More than 25 percent of the students enrolled in Head Start programs in D.C. Public Schools were chronically absent last school year, missing at least 10 percent or the equivalent of a month or more, according to two reports the Urban Institute plans to release Tuesday.
Seven percent of the students missed 20 percent or more of enrolled days.
Overall, less than half — 44 percent — of the school system’s Head Start students had what one report called “satisfactory attendance,” which is missing 5 percent or less of the school year.
School attendance in the District is not compulsory until kindergarten, but school officials said they hope to maximize the city’s hefty investment in universal preschool by increasing efforts to ensure that children attend, preparing them to start kindergarten with good attendance.
Research shows that early attendance problems often persist, putting children at greater risk of performing poorly on math or reading tests in elementary school, repeating a grade or dropping out of school.
“We are trying to get the message out that Pre-K is not child care,” said Deborah Paratore, director of Head Start program operations for D.C. Public Schools. “It’s a place where habits are formed, where children are going to school.”

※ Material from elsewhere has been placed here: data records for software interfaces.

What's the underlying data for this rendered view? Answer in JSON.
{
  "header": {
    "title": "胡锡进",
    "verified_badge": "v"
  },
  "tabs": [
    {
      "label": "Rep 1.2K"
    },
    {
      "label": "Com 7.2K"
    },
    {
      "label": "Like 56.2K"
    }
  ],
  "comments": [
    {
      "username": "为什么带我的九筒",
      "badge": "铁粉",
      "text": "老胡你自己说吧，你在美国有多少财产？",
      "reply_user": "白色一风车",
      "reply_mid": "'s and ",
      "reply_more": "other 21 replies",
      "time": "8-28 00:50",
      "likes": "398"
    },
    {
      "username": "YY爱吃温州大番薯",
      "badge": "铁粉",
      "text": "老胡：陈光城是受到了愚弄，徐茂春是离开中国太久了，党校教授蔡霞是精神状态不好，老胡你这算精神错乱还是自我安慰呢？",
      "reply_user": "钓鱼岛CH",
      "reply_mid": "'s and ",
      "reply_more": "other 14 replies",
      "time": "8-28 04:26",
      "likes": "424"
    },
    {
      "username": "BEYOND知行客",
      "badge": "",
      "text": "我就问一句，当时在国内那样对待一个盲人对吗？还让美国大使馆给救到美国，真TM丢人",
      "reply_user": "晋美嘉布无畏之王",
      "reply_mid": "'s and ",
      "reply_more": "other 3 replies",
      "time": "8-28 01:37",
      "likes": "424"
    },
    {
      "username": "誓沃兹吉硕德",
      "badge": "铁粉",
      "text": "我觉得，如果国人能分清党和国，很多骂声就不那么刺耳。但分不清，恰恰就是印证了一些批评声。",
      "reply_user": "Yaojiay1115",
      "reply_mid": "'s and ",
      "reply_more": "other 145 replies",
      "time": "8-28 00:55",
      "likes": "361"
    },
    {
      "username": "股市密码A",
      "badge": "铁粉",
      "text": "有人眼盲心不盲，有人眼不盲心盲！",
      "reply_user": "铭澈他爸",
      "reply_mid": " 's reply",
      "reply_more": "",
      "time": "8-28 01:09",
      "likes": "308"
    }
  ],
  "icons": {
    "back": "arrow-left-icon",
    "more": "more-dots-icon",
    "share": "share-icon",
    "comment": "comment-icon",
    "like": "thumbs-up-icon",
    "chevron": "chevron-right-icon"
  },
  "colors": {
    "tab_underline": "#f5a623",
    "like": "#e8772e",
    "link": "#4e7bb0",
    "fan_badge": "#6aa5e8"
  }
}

The study looks at Head Start programs in the city’s traditional public schools, which enroll more than 5,000 preschool-age students, or about 40 percent of all children enrolled in the city’s publicly funded preschool programs for 3-year-olds and 4-year-olds.

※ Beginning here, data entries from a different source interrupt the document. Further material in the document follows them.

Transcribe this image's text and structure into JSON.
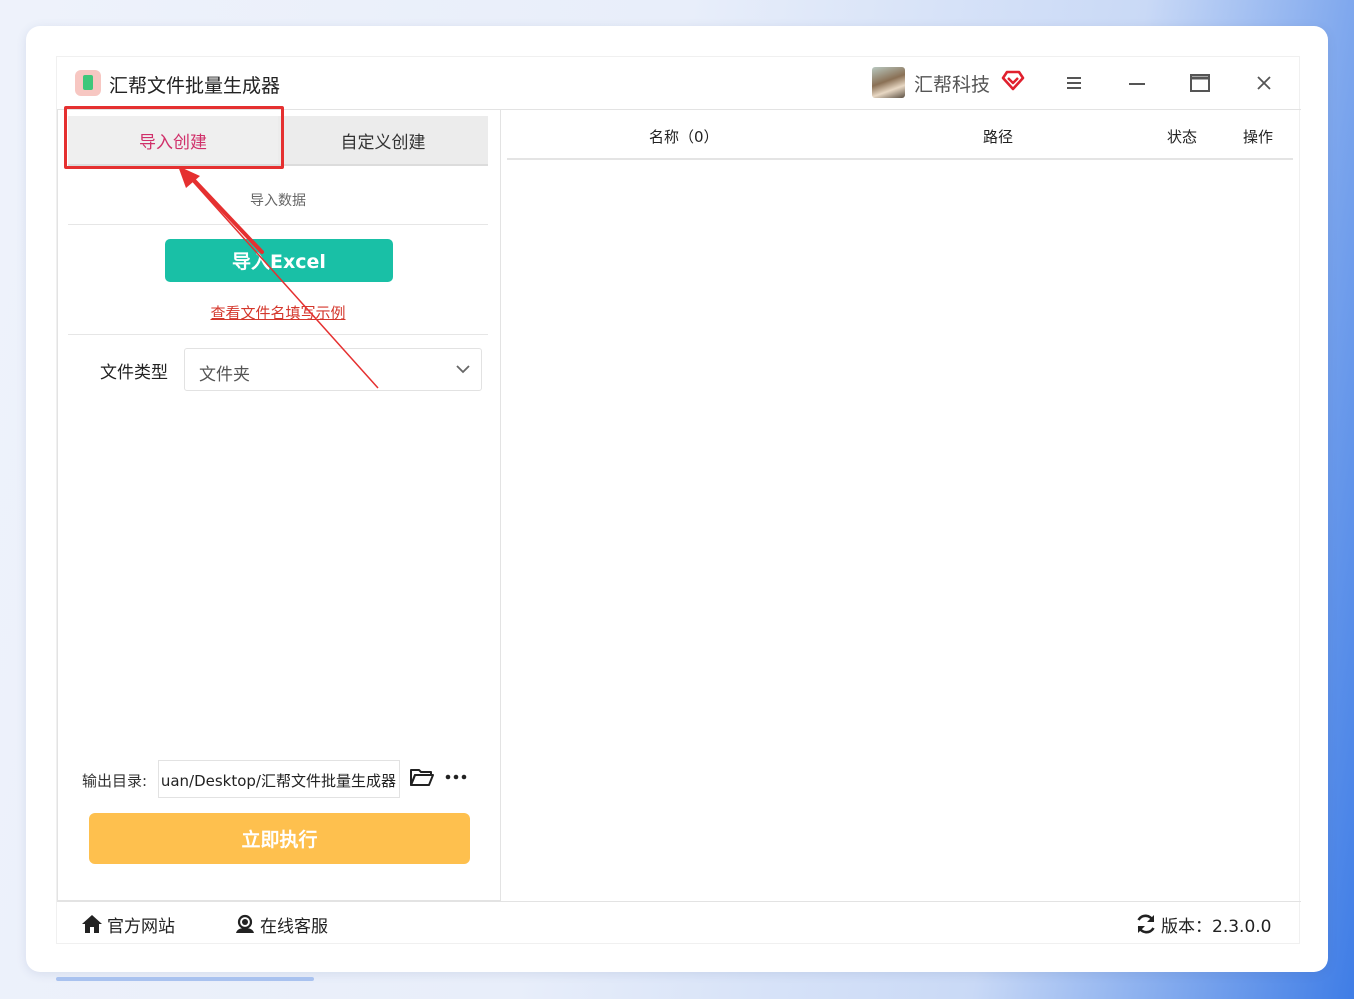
{
  "titlebar": {
    "app_title": "汇帮文件批量生成器",
    "company": "汇帮科技",
    "icons": [
      "app-logo-icon",
      "avatar",
      "vip-heart-icon",
      "menu-icon",
      "minimize-icon",
      "maximize-icon",
      "close-icon"
    ]
  },
  "left_panel": {
    "tabs": [
      {
        "label": "导入创建",
        "active": true
      },
      {
        "label": "自定义创建",
        "active": false
      }
    ],
    "section_label": "导入数据",
    "import_excel_button": "导入Excel",
    "example_link": "查看文件名填写示例",
    "file_type": {
      "label": "文件类型",
      "value": "文件夹"
    },
    "output_dir": {
      "label": "输出目录:",
      "value": "uan/Desktop/汇帮文件批量生成器"
    },
    "execute_button": "立即执行"
  },
  "file_table": {
    "columns": [
      "名称（0）",
      "路径",
      "状态",
      "操作"
    ],
    "rows": []
  },
  "footer": {
    "official_site": "官方网站",
    "online_service": "在线客服",
    "version": "版本：2.3.0.0"
  },
  "colors": {
    "active_tab_text": "#d0306a",
    "excel_button": "#19c0a6",
    "execute_button": "#fec04e",
    "highlight": "#e53030",
    "example_link": "#d4372c"
  }
}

The District offers Head Start programs in schools with high concentrations of students in poverty, using a mix of federal and local funds to provide extra staffing and support services for all children and families enrolled, regardless of income eligibility.
While absenteeism in the programs is high, the report showed that attendance is improving. The percentage of students with satisfactory attendance increased from 36 percent in the 2012-2013 school year to 44 percent last year, which researchers saw as a reflection of the school system’s increased focus on attendance.
Improving K-12 school attendance has become an increasing priority for school districts across the country, but only a few districts have focused attention on the preschool years.
Other studies of preschool absenteeism have found comparable rates in Baltimore and higher rates in Chicago (where 45 percent of 3-year-olds and 36 percent of 4-year-olds were considered chronically absent) and New York (where the rate was closer to 50 percent).
The D.C. study counted both excused and unexcused absences on the premise that any time away from school has an effect on a child’s ability to learn.
Homeless children were the most likely to miss school, followed by children enrolled in the Temporary Assistance for Needy Families program. African American children also have a high rate of absenteeism.
Attendance rates varied by day of the week, with higher rates of absenteeism near weekends.
On average, 8 percent of students missed school on Mondays, and 9 percent missed school Fridays.
Rates also varied by months of the year: In January and June, 10 percent of students were out, compared with 5 percent and 6 percent, respectively, in September and October.
A companion report recommended steps the District can take to improve attendance, starting with raising awareness among families that school attendance matters, even for the city’s youngest students.
Many barriers to good attendance reflect more difficult social and economic challenges for families and are tougher to resolve.
Paratore said the District has prepared a pamphlet for families that includes information about strategies for improving attendance. Starting in 2012, when a child missed three days of school, the case was referred to a family services worker.
In the past, a child had to miss three consecutive days before he or she would be flagged for potential attendance problems. The absences could trigger a phone call or home visit, or referral to a case manager for more services.
The report credited increased family engagement for driving improvement in attendance, though it also noted that it has created a large jump in caseload for family services workers. About 80 percent of all students enrolled accumulated three or more absences.